**Absolute error** or **absolute uncertainty** is the uncertainty in a measurement, which is expressed using the relevant units. Also, absolute error may be used to express the inaccuracy in a measurement. Absolute error may be called **approximation error**.

Absolute error is the difference between a measurement and a true value:

E = |x_{0} - x|

Where E is absolute error, x_{0} is the measured value and x is the true or actual value

### Why Is There Error?

Error is not a "mistake." It simply reflects the limitations of measurement instruments. For example, if you use a ruler to measure a length, each tic on the ruler has a width. If a distance falls between marks on the ruler, you need to estimate whether the distance is closer to one mark than the other and by how much. This is error. The same measurement may be taken multiple times to gauge the range of the error.

### Absolute Error Example
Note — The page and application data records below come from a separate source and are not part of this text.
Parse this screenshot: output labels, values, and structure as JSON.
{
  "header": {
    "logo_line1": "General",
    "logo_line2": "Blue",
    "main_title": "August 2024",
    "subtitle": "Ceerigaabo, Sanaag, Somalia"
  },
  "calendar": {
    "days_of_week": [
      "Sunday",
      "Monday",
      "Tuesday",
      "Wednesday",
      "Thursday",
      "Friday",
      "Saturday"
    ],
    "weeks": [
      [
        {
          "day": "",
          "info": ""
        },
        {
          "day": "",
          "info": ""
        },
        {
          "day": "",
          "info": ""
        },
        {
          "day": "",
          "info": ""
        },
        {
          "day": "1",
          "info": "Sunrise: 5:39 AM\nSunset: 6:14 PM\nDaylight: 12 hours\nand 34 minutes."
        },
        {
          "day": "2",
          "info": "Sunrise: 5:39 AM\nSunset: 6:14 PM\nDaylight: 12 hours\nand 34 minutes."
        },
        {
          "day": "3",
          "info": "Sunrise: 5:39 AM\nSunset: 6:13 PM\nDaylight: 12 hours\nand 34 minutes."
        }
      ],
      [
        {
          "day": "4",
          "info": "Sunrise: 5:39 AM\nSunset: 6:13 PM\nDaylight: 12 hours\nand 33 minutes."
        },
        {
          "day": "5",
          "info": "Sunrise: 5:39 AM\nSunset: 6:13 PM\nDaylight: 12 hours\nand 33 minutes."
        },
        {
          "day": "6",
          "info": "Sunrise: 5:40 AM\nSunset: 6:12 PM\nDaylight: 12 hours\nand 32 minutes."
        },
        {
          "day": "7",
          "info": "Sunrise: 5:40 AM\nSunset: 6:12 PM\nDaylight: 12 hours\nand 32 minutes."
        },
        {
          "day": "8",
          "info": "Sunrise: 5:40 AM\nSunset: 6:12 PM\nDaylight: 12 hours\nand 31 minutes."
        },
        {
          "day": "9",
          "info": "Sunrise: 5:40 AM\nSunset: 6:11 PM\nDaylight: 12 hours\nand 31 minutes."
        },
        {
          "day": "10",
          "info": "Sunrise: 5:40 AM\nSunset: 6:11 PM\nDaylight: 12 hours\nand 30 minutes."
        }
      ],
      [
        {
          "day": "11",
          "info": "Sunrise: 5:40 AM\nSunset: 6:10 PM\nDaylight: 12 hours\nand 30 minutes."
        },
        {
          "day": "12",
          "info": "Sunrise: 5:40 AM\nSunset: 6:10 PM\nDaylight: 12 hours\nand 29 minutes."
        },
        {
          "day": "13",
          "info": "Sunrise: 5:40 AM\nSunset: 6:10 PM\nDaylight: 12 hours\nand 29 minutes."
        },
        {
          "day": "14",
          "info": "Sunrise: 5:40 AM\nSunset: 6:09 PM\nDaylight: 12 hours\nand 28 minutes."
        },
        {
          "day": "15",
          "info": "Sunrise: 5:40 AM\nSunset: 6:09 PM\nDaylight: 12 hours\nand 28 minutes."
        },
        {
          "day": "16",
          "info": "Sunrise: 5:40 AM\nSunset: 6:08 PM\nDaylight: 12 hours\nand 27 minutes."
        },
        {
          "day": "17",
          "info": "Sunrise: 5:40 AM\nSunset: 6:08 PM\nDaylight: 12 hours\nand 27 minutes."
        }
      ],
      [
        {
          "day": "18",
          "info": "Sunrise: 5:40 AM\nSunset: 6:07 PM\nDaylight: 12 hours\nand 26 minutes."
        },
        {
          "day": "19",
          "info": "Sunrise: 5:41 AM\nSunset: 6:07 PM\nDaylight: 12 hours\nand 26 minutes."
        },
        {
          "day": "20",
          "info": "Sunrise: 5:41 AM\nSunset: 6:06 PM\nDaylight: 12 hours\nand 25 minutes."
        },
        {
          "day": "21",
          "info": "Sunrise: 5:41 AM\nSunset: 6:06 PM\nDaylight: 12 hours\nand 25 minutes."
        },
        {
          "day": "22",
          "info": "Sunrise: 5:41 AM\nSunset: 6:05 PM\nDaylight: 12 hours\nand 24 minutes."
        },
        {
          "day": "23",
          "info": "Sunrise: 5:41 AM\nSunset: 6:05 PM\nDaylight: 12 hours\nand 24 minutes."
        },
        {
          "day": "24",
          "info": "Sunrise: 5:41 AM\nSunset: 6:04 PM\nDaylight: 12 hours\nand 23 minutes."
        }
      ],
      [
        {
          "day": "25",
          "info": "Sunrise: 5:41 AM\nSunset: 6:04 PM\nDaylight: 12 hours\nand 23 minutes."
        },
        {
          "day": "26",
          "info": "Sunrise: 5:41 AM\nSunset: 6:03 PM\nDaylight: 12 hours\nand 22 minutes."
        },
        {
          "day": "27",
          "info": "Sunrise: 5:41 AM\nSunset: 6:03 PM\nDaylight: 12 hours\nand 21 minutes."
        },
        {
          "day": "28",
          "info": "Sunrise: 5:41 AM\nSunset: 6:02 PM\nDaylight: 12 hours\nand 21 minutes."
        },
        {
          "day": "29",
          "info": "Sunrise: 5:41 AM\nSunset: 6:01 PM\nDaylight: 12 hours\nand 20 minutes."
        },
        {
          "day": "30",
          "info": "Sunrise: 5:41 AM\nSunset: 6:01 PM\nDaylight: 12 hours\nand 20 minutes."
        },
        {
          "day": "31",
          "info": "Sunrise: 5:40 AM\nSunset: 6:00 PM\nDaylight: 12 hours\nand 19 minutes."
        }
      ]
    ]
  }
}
If a measurement is recorded to be 1.12 and the true value is known to be 1.00 then the absolute error is 1.12 - 1.00 = 0.12. If the mass of an object is measured three times with values recorded to be 1.00 g, 0.95 g, and 1.05 g, then the absolute error could be expressed as +/- 0.05 g.